So, just what is “weird”? Well, for example, in the Cosmo article, I discussed how if you are particularly sensitive “down there” toilet paper can trigger an allergic reaction in your V zone, leaving the area red, chafed, and killer itchy. As long as there’s no thick discharge or odor (which might be a sign of an infection), your ChaCha is probably making contact with something that rubs it the wrong way, literally –even your toilet paper! As I told Cosmo, “The tricky part is, there isn’t one specific ingredient to avoid…It takes a little trial and error to find out what kind of toilet paper might be irritating your skin.”
There’s also the issue of peeing after sneezing, coughing or working out… As I discussed in the article:
“Stress incontinence, the medical term for it, can happen to younger women, and it simply means that your muscles responsible for bladder control are a little slack.

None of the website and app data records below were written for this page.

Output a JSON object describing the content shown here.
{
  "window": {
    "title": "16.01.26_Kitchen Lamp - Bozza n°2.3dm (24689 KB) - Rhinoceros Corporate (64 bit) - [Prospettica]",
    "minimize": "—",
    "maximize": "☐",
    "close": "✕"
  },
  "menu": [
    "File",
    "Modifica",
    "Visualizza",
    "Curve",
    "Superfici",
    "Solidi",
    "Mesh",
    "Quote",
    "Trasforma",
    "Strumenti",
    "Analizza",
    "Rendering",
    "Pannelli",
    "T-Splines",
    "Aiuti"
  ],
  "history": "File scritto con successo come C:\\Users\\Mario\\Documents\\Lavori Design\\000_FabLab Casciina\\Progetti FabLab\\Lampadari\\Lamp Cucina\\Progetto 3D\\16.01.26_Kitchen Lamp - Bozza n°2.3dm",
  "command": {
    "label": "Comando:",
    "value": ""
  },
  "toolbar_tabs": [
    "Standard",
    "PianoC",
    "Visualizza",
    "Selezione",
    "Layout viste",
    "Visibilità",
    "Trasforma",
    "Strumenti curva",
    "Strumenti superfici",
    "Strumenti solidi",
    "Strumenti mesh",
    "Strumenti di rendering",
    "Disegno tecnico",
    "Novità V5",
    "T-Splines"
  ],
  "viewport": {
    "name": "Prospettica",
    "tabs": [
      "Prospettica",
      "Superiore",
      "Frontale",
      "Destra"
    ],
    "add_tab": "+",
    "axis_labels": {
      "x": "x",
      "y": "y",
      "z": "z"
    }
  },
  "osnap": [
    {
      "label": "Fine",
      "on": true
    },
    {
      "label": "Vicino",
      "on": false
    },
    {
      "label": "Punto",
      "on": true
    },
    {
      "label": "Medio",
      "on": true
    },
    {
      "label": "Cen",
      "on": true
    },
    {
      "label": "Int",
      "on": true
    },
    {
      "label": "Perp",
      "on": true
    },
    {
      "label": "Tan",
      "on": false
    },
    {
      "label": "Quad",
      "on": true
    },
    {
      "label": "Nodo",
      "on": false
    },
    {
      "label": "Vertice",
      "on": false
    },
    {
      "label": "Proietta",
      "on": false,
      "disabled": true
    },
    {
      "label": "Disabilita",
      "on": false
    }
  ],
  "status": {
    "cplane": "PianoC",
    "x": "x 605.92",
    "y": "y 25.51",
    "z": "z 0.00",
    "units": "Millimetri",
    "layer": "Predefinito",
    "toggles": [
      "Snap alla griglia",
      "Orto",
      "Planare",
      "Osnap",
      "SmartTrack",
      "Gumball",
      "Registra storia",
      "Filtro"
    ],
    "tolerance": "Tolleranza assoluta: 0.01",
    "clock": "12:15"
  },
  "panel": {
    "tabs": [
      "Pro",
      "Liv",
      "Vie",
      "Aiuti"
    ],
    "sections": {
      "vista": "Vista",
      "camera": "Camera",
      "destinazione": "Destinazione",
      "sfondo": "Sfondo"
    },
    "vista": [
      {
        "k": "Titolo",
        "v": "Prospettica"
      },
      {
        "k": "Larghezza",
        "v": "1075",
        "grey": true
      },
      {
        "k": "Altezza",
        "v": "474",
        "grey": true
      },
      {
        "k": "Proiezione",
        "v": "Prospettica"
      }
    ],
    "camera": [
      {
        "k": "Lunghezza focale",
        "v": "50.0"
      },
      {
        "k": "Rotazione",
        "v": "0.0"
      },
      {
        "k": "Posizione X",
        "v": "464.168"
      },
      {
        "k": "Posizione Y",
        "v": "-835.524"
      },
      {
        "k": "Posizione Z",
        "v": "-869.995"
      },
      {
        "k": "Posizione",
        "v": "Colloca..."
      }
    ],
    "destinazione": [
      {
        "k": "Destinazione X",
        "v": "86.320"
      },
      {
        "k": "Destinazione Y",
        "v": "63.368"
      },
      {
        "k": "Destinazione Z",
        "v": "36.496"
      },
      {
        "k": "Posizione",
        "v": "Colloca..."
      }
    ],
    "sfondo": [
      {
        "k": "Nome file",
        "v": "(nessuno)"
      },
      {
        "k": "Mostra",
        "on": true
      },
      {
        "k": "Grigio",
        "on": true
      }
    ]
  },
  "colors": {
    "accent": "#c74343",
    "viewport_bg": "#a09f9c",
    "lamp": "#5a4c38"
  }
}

So when your bladder is full or getting close to it, any sudden reflex – like a cough or strain from lifting weights – can cause you to loose control and release urine.”
My advice? Do Kegel exercises – tighten your muscles as if you you’re trying to stop your urine stream, hold for five seconds, then release, and repeat 20 to 40 times a day. Avoid caffeine, which can increase the urge to go and urinate by the clock, so your bladder doesn’t get too full. Then, you are less likely to leak when you cough or sneeze.
Another unusual condition “down there” is called a Bartholins Cyst. In my book, V is for Vagina, I point out, “Bartholin’s cysts are collections of fluid usually between the size of a pea and a golf ball that can cause pain during sex and even when you’re just walking or sitting.” The good news is that these cysts often don’t need treatment and sometimes they will drain spontaneously while taking baths or using warm soaks. If not, your gyno can drain them for you.